paint worn to bare metal from half of a century of
forearm resting.

On t'other side of the yard of course, the "I shit dollar
bills, must look showroom" restoration crowd who would
certainly ghost this wonderful history.

This is golden! Whatever I make of this truck, this will
remain unmolested.
Sometimes things look worse than they are - sometimes
they're worse than they look. This falls squarely into the
former catagorie.

Aye, the floor from seat to firewall, two inches of firewall,
cab corners, cab mounts, cab cross members, and a few
bits here and there resemble about what I'd like to
imagine Jolene Blalock wears to bed, but none of this is
unobtanium, and the replacement process is neither
complicated, or relatively speaking - time consuming.

If I had a garage.

Working out doors will certainly complicate affairs.
It appears that this truck somehow rotted from the
inside-out. Indeed the kick panels and bottom of the box
are still perfect.

Look at that frame! If not mint, to be certain no worse
than you`d expect from a California car. I had expected
a deeply pitted mess.

Frankly, I almost feel guilty for getting this truck for
"free". Here, it's worth four to six grand in it's present
condition.

Fair enough though that the owner was by no means an
idiot and knows this as well - and that I would have paid.

To me this is priceless.

This truck was "a gift" presumably because he knew my
Grandfather, and knew exactly what this truck would
mean to me.
A spare engine complete from carb to coil, grille, floor
pan sheet metal, cab corners, and assorted bits that I
still have yet to discover.

Clearly the owner had intended to restore her.

The $300 "price" reflecting that he would have no use,
and be out of pocket for these parts after giving me the
truck. "Would I mind.. ?"

There are not too many people like this left in the world I
suspect.

Thank you Richard. I know that you know what this
means to me .. but you'll never know what this meant to
me.
Quick! Call the SPCA - Dog left in truck on hot day.

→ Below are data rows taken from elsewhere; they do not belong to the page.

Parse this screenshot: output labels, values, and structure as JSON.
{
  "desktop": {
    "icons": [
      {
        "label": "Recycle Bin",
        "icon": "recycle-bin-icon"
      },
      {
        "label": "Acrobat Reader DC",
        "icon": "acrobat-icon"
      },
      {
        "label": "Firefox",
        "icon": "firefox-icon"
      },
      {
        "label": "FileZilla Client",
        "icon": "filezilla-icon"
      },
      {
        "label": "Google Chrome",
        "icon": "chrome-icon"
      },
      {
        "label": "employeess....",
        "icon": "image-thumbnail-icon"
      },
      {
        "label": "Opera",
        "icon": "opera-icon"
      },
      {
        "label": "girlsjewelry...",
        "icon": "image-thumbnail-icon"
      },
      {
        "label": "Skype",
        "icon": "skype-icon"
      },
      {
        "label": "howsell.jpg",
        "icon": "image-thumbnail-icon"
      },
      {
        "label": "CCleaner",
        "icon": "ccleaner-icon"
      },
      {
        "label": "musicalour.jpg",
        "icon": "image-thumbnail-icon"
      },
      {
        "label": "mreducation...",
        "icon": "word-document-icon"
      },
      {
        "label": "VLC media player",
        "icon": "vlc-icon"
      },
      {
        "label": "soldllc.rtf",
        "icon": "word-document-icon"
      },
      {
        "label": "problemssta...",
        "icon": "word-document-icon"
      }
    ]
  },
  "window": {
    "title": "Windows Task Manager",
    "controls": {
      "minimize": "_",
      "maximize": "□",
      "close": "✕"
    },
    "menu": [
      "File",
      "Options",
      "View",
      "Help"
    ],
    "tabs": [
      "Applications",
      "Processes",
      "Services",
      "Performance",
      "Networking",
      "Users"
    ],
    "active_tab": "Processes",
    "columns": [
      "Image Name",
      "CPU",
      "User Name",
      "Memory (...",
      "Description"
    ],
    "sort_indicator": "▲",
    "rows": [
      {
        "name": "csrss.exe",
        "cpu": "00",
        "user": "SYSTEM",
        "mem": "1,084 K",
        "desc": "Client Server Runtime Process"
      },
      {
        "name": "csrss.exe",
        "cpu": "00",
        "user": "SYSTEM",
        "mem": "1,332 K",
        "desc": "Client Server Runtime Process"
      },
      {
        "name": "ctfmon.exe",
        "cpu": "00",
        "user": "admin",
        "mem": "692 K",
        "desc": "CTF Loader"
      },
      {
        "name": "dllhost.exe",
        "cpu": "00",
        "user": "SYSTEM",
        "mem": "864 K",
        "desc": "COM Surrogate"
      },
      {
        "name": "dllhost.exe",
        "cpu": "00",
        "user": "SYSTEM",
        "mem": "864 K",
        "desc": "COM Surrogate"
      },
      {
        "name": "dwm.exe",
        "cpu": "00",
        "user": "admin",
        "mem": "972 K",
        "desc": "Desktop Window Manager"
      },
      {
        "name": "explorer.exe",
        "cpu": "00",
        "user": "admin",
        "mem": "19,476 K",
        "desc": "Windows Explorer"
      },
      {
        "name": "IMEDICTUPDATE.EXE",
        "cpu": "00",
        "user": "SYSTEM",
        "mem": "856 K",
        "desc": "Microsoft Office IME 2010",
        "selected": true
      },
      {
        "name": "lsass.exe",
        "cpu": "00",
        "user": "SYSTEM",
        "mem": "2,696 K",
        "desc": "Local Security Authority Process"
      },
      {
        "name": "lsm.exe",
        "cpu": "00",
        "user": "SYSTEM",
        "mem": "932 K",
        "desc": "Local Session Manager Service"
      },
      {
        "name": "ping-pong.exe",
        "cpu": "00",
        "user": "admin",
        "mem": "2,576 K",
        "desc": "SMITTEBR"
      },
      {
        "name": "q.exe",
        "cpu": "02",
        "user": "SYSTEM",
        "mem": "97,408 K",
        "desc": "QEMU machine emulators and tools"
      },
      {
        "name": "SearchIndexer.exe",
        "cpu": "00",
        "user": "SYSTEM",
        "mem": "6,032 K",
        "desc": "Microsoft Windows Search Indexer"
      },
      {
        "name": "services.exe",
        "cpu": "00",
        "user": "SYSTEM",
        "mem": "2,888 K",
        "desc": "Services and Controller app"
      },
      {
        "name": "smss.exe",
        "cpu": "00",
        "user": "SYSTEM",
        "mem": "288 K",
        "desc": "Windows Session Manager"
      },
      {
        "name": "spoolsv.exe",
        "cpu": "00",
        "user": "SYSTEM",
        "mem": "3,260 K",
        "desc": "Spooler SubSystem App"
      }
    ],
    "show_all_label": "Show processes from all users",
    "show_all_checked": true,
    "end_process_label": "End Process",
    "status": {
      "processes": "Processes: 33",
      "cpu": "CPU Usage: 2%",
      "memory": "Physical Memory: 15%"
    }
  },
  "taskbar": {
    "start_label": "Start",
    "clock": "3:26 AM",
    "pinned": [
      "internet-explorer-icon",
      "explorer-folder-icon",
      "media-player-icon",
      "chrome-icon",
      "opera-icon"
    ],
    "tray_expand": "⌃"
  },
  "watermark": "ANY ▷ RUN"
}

A totally gratuitous photograph of the Big Murph sitting
in Old Hoss. There's something about this .. a cosmic
convergence?

It occurred to me that a generation of dog is not their
mean lifespan, but only a few years. Twenty generations
of Murphys since 'Hoss rolled off the assembly line, but
in the end - they both ended up where they belong.
The first start -->
Best drive ever -->
After seeing her in Eganville three weeks ago, I
had entertained the thought that a few hours of
TLC and bailing wire might very well allow her to
make it home under her own power despite the
missing metalwork.

Hell, I've had daily drivers with bigger holes than
these.

Closer inspection yesterday however, confirms
that a float was in fact the correct choice.

Still. I did get to "drive" her - albeit only 90 feet up
the drive.
Welcome home Old Hoss. Now to begin
bandaging those ouchies.